Leave a comment
Be the first to add a comment.
Alongside the Spending Review last week, the Treasury published the long-awaited Green Book review. The Green Book, which sets out the national guidance for economic appraisals for public investment and policy decisions, has been blamed for making the North-South divide worse and hampering the Government’s “levelling up” agenda. Although our recent report concluded that the Green Book does not do this, what did the Treasury find and what does it mean for levelling up?
The Treasury’s Review concluded that “the core methodology was not by itself found to skew outcomes”. This chimes with our assessment of how Benefit Cost Ratios (BCRs) play out across geography – there is simply no evidence that they are biased towards London or more prosperous parts of the country.
In fact, the continued use of the Green Book by local government is essential. Local needs will be different in different places, and Green Book analysis helps local leaders identify those local needs and the best solutions. The Green Book itself does not make decisions, but it is a tool which helps policymakers understand the impact of their decisions, and ensure that limited resources are used to help as many people as possible.
However, the Review goes on to say that “current appraisal practice risks undermining the Government’s ambition to “level up” poorer regions and to achieve other strategic objectives unless there is a step change improvement”. It identifies in central and local government a lack of capacity which prevents the Green Book from being used to its full potential, as well as undeveloped or muddled thinking around economic strategy and the objectives.
These are also issues which our report spotted. The problem is not a bias in how the Green Book calculates costs and benefits, but that only in some parts of the country does the state have the resources to use it to the full, such as Greater Manchester or the Greater London Authority.

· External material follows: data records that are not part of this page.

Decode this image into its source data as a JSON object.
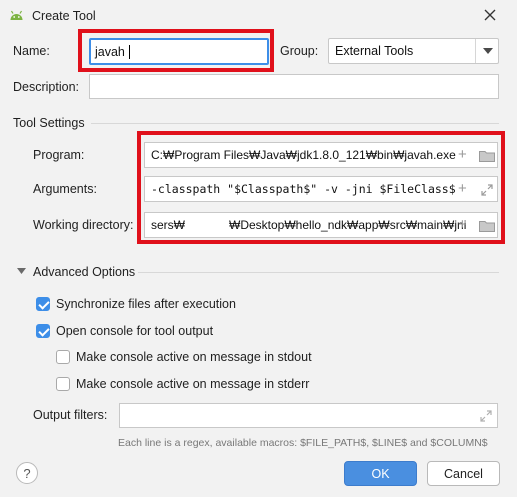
{
  "window": {
    "title": "Create Tool",
    "app_icon": "android-icon",
    "close_icon": "close-icon"
  },
  "form": {
    "name_label": "Name:",
    "name_value": "javah",
    "group_label": "Group:",
    "group_value": "External Tools",
    "description_label": "Description:",
    "description_value": ""
  },
  "tool_settings": {
    "heading": "Tool Settings",
    "program_label": "Program:",
    "program_value": "C:₩Program Files₩Java₩jdk1.8.0_121₩bin₩javah.exe",
    "arguments_label": "Arguments:",
    "arguments_value": "-classpath \"$Classpath$\" -v -jni $FileClass$",
    "working_dir_label": "Working directory:",
    "working_dir_value_start": "sers₩",
    "working_dir_value_end": "₩Desktop₩hello_ndk₩app₩src₩main₩jni"
  },
  "advanced": {
    "heading": "Advanced Options",
    "sync_label": "Synchronize files after execution",
    "sync_checked": true,
    "console_label": "Open console for tool output",
    "console_checked": true,
    "stdout_label": "Make console active on message in stdout",
    "stdout_checked": false,
    "stderr_label": "Make console active on message in stderr",
    "stderr_checked": false,
    "output_filters_label": "Output filters:",
    "output_filters_value": "",
    "hint": "Each line is a regex, available macros: $FILE_PATH$, $LINE$ and $COLUMN$"
  },
  "footer": {
    "help_label": "?",
    "ok_label": "OK",
    "cancel_label": "Cancel"
  },
  "colors": {
    "highlight": "#e0101b",
    "accent": "#3d8ee8"
  }
}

In the rest of the country, this lack of resources when developing induces an overreliance on getting consultants to produce a single number which estimate the costs and benefits of schemes (the BCR). This arises because too many local institutions are too weak to use the Green Book to help develop complete economic strategies which can set out certain objectives, or deliver the investment to meet them on time and on budget.
The Treasury has therefore set out some changes to the Green Book which will fix some of these issues. There will be greater emphasis on the role of strategy when developing the business case for an intervention, and more support for local government in developing the strategic element from Whitehall. There is also new guidance which sets out that it is acceptable to distinguish between the benefits to the local economy and the national economy in a business case, alongside guidance on the scope for “transformational” arguments.
However, there is only so much that rewriting the Green Book can do. Even though levelling up as a strategic objective has been noted within the Review, it is still undefined. It is the job of the Government, not the Green Book, to define levelling up.
Achieving levelling up first requires the Government to define and set an objective, much like the 2050 net zero carbon objective the Green Book Review uses as a case study. Otherwise, we cannot judge the success or the failure of local and national institutions in their delivery of the Government’s agenda.
In our Green Book report, we propose that levelling up should be defined as closing one-third of the output gap in the eight biggest cities outside of London over the next decade. The economic underperformance of our largest labour markets outside the capital is an unusually severe problem in the UK, and is a crucial factor behind both the national productivity puzzle and geographic inequality across the country.
We estimate that achieving levelling up as defined in this way would permanently increase national output by £16bn a year, and suggest £100bn over a decade as the kind of funding required to meet this goal. While the extension of the Transforming Cities Fund and increased spending on skills is welcome, it is understandable that there was not a large package of funding this time around. However, there will need to be a big boost in the Spring Budget if the Government is to start tackling one of its key objectives.
The promised Devolution White Paper also needs to be published, and include the changes we set out in our Levelling up local government in England report – stronger, single-tier councils with boundaries matching economic geography and headed by mayors, alongside more self-reliant and accountable metro mayors for the biggest cities.
In the long run, more capable local government which takes on more responsibility for using public money wisely and stewardship of local economies is essential to achieve any definition of levelling up. Local government needs to be rewarded for taking politically costly and evidence-based decisions which improve local growth. This can only be done with greater fiscal devolution, with local government having more control over local taxation and local spending.
Fiscal devolution would be a big job at any moment in time, not least during a Spending Review in the middle of a pandemic. But now that the Green Book has been significantly improved, political debate must now turn to the questions at the heart of levelling up debate – ensuring that local government has the resources to deliver both services and levelling up, and is held responsible for how it uses those resources.
Be the first to add a comment.